I can imagine the many people that missed noticing Him because in their minds, nothing exciting could happen in these streets. Nothing good could come out of Nazareth. Yet here was where God’s mega blessing for the whole world walked for a good portion of the 33 years. This little and then obscure town had become the capital of God’s grace to the nations.

Amazing Canaan Fruit
What are you missing out on in your own surrounding? Do you notice God on your own Nazareth Street? Do you notice Him in that Minnesota snow fleck or Kenyan village morning dew rather than murmur? Do you notice Him on that farm as you look at your cow? How about in that unexciting office environment on the 10th floor of the high rise? Do you see Him? Can you hear His voice announcing heavenly peace? Do you notice Him in your little church? Or do you only think He is to be found in Los Angeles or in your city’s suburban mega church?

How about in your specific life situation that might not be so comfortable? Joseph and Mary weren’t living in the most ideal of circumstances. They were under the domination of Rome and lacked personal freedom. Decent jobs were hard to come by in their day.
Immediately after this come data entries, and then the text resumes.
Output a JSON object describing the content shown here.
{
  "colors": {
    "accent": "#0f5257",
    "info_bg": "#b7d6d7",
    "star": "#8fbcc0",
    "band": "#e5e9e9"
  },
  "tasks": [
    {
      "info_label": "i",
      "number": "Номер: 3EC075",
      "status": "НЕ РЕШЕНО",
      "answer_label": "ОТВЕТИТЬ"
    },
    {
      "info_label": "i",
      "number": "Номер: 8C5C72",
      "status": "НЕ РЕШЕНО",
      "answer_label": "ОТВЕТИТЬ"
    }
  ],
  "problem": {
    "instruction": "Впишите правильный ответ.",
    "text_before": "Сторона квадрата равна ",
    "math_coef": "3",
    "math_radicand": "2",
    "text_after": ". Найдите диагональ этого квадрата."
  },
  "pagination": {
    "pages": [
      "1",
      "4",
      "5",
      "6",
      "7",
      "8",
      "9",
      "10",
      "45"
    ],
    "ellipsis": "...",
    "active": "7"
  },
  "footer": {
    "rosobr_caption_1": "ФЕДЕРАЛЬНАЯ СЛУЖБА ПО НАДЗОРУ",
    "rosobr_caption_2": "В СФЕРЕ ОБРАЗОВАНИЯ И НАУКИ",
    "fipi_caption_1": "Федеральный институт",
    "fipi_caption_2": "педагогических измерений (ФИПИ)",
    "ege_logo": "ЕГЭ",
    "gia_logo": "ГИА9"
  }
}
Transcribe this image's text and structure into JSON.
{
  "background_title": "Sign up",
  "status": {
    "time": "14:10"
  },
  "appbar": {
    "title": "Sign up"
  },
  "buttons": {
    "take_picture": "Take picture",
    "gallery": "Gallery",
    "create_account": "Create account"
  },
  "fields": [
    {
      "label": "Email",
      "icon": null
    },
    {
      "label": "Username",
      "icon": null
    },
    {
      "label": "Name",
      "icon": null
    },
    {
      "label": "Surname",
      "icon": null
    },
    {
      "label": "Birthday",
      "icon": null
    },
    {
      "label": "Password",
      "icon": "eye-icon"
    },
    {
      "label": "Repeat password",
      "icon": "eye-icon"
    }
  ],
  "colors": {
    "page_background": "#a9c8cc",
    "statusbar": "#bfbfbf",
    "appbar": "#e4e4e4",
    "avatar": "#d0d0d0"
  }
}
Whatever little they made through Joseph’s carpentry trade, a good portion of it had to be surrendered to the Roman authorities as tax. At best they lived like today’s Arab Israelis that walk these streets of Nazareth with restricted privileges.

Our gracious hostess in Nazareth

Are you in a similar predicament? Are you barely making it? I remember a few times when in our five year ministry we have barely made it. At one time my wife and I ate rice and beets for a week each meal even as we went about with ministry because our missionary support didn’t come in or a donor had decided that they wanted to give their money to a larger evangelistic ministry rather than a small one like ours (we’ve had a few of those). Then as we looked around we noticed Jesus. He was walking with us and alongside us. He was on our street too and not just on Franklin Grahams or Reinhard Bonnke’s. There are those times when I have stood on those dusty African streets and I saw Him working among the masses to give healing and hope. Not just in an American five star sanctuary.

Panoramic view
 Look around your Nazareth. Watch carefully for Him and listen keenly. For beyond the din, the scarcity, the boredom, and your tough terrain of life an angel of the Lord is announcing glad tidings for you. Indeed, Christ Himself has come to walk your street and experience your predicament for the purpose that He may redeem you. He is the Christ on your Nazareth Street.

From Nazareth!